For years on this blog I have defended Tesla and Eon Musk against defamation by the SJW-left, as well as being bullish on Tesla stock. Tesla has defied the left yet again, posting yet anther quarter of strong revenue growth. Tesla, like Trump, is an American capitalist success story, and the left hates that. Elon Musk is also a high-IQ success story, and you never bet against high-IQ (GM (which went bankrupt) vs. Google).

Why has Tesla done so well even though it’s losing money? The devil is in the details. People who lose money shorting Tesla are losing their shirts for the same reason as those who shorted Amazon: cash flow + growth matters more than profitability, PE ratios, or EPS. Tesla’s car business is cash flow positive but the quarterly losses are due to infrastructure investments. This is how finance can be more subtle than meets the eye.

Tesla’s car business is very profitable:

Tesla also reported an automotive gross margin excluding SBC and ZEV credit (non-GAAP), of 22.2% in the quarter, up from 19.7% a year ago, but down from 25.0% in Q3…

Huge growth in shipments:

Looking at the future, Tesla said it expects to deliver 47,000 to 50,000 Model S and Model X vehicles combined in the first half of 2017, representing vehicle delivery growth of 61% to 71% compared with the same period last year.

Tesla is reinvesting operating profits into investments, which is why it’s losing money:

The company also expects to invest between $2 billion and $2.5 billion in capex ahead of the start of Model 3 production and continues “to focus on capital efficiency while also investing in battery cell, pack and energy storage production at Gigafactory 1. It also forecast that both Model 3 and solar roof launches are on track for the second half of the year.

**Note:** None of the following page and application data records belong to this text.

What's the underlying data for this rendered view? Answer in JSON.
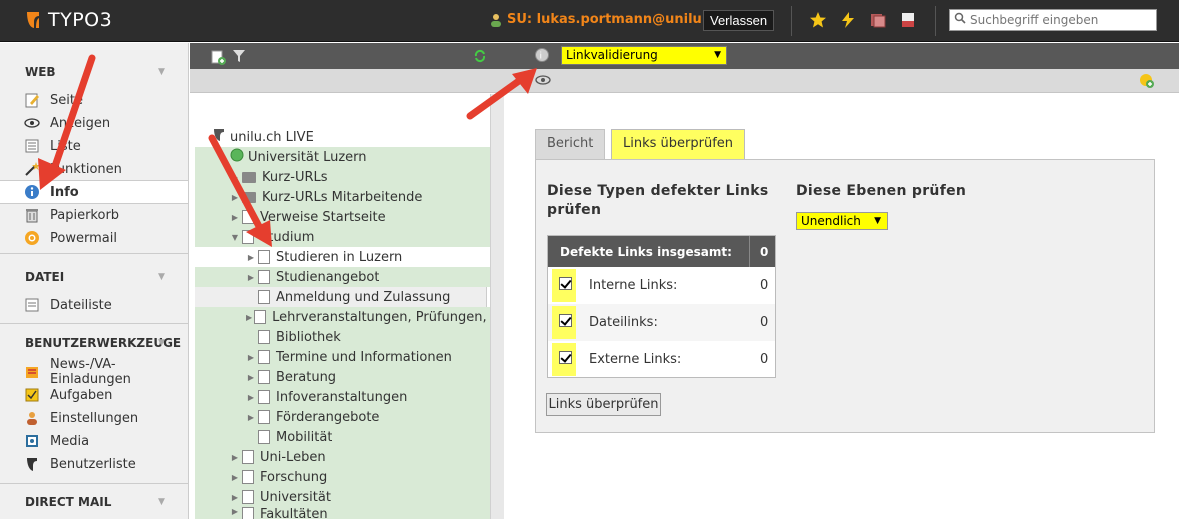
{
  "topbar": {
    "logo_text": "TYPO3",
    "switch_user": "SU: lukas.portmann@unilu.ch",
    "logout_label": "Verlassen",
    "search_placeholder": "Suchbegriff eingeben",
    "accent": "#f18519"
  },
  "modmenu": {
    "groups": [
      {
        "title": "WEB",
        "items": [
          "Seite",
          "Anzeigen",
          "Liste",
          "Funktionen",
          "Info",
          "Papierkorb",
          "Powermail"
        ]
      },
      {
        "title": "DATEI",
        "items": [
          "Dateiliste"
        ]
      },
      {
        "title": "BENUTZERWERKZEUGE",
        "items": [
          "News-/VA-Einladungen",
          "Aufgaben",
          "Einstellungen",
          "Media",
          "Benutzerliste"
        ]
      },
      {
        "title": "DIRECT MAIL",
        "items": []
      }
    ],
    "active_item": "Info"
  },
  "docheader": {
    "function_select": "Linkvalidierung"
  },
  "tree": {
    "root": "unilu.ch LIVE",
    "nodes": [
      "Universität Luzern",
      "Kurz-URLs",
      "Kurz-URLs Mitarbeitende",
      "Verweise Startseite",
      "Studium",
      "Studieren in Luzern",
      "Studienangebot",
      "Anmeldung und Zulassung",
      "Lehrveranstaltungen, Prüfungen, R",
      "Bibliothek",
      "Termine und Informationen",
      "Beratung",
      "Infoveranstaltungen",
      "Förderangebote",
      "Mobilität",
      "Uni-Leben",
      "Forschung",
      "Universität",
      "Fakultäten"
    ]
  },
  "content": {
    "tabs": [
      "Bericht",
      "Links überprüfen"
    ],
    "active_tab": "Links überprüfen",
    "types_heading": "Diese Typen defekter Links prüfen",
    "levels_heading": "Diese Ebenen prüfen",
    "levels_value": "Unendlich",
    "stats": {
      "header_label": "Defekte Links insgesamt:",
      "header_value": "0",
      "rows": [
        {
          "label": "Interne Links:",
          "value": "0",
          "checked": true
        },
        {
          "label": "Dateilinks:",
          "value": "0",
          "checked": true
        },
        {
          "label": "Externe Links:",
          "value": "0",
          "checked": true
        }
      ]
    },
    "check_button": "Links überprüfen"
  }
}
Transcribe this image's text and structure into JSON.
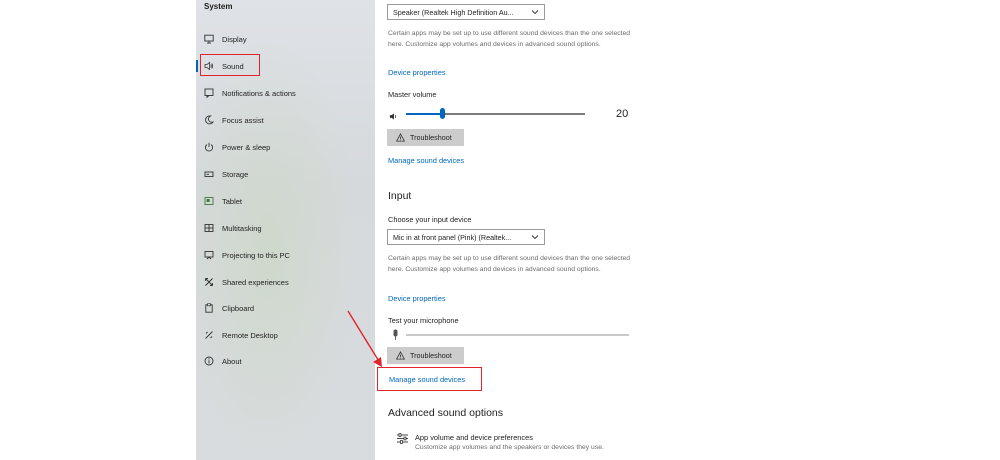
{
  "sidebar": {
    "title": "System",
    "items": [
      {
        "label": "Display",
        "icon": "monitor-icon"
      },
      {
        "label": "Sound",
        "icon": "speaker-icon"
      },
      {
        "label": "Notifications & actions",
        "icon": "notification-icon"
      },
      {
        "label": "Focus assist",
        "icon": "moon-icon"
      },
      {
        "label": "Power & sleep",
        "icon": "power-icon"
      },
      {
        "label": "Storage",
        "icon": "storage-icon"
      },
      {
        "label": "Tablet",
        "icon": "tablet-icon"
      },
      {
        "label": "Multitasking",
        "icon": "multitasking-icon"
      },
      {
        "label": "Projecting to this PC",
        "icon": "projecting-icon"
      },
      {
        "label": "Shared experiences",
        "icon": "shared-icon"
      },
      {
        "label": "Clipboard",
        "icon": "clipboard-icon"
      },
      {
        "label": "Remote Desktop",
        "icon": "remote-desktop-icon"
      },
      {
        "label": "About",
        "icon": "info-icon"
      }
    ],
    "selected": "Sound"
  },
  "output": {
    "device_selected": "Speaker (Realtek High Definition Au...",
    "note": "Certain apps may be set up to use different sound devices than the one selected here. Customize app volumes and devices in advanced sound options.",
    "device_properties": "Device properties",
    "master_volume_label": "Master volume",
    "master_volume_value": "20",
    "troubleshoot": "Troubleshoot",
    "manage_devices": "Manage sound devices"
  },
  "input": {
    "heading": "Input",
    "choose_label": "Choose your input device",
    "device_selected": "Mic in at front panel (Pink) (Realtek...",
    "note": "Certain apps may be set up to use different sound devices than the one selected here. Customize app volumes and devices in advanced sound options.",
    "device_properties": "Device properties",
    "test_mic_label": "Test your microphone",
    "troubleshoot": "Troubleshoot",
    "manage_devices": "Manage sound devices"
  },
  "advanced": {
    "heading": "Advanced sound options",
    "app_volume_title": "App volume and device preferences",
    "app_volume_desc": "Customize app volumes and the speakers or devices they use."
  },
  "colors": {
    "accent": "#0067c0",
    "highlight": "#e0242b",
    "sidebar_bg": "#dcdfe2"
  }
}
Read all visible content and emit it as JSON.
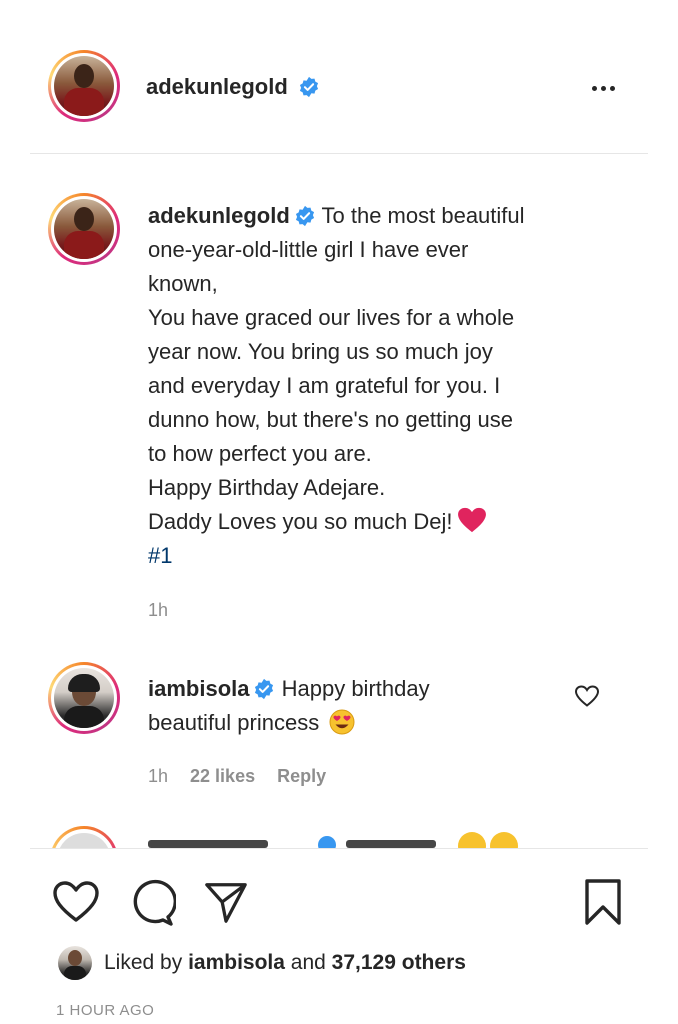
{
  "post": {
    "author": "adekunlegold",
    "verified": true,
    "more_icon": "more-dots-icon"
  },
  "caption": {
    "author": "adekunlegold",
    "lines": [
      "To the most beautiful",
      "one-year-old-little girl I have ever",
      "known,",
      "You have graced our lives for a whole",
      "year now. You bring us so much joy",
      "and everyday I am grateful for you. I",
      "dunno how, but there's no getting use",
      "to how perfect you are.",
      "Happy Birthday Adejare.",
      "Daddy Loves you so much Dej!"
    ],
    "hashtag": "#1",
    "time": "1h"
  },
  "comment": {
    "author": "iambisola",
    "text_line1": "Happy birthday",
    "text_line2": "beautiful princess",
    "time": "1h",
    "likes": "22 likes",
    "reply": "Reply"
  },
  "liked_by": {
    "prefix": "Liked by",
    "user": "iambisola",
    "middle": "and",
    "count": "37,129 others"
  },
  "post_time": "1 HOUR AGO",
  "colors": {
    "text": "#262626",
    "muted": "#8e8e8e",
    "verified": "#3897f0",
    "hashtag": "#00376b",
    "heart": "#e0245e"
  }
}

There is a common misconception that Tesla is losing money on each car sold, but the car business is profitable. When the left says Tesla is losing money on each car, that is after subtracting capital expenditures. let’s say you buy a McDonald’s franchise for $1 million. That is a huge capital expenditure, but each burger sold is $1 of pure profit. If 10,000 burgers are sold, then technically each burger costs $100, but the burger business itself is profitable.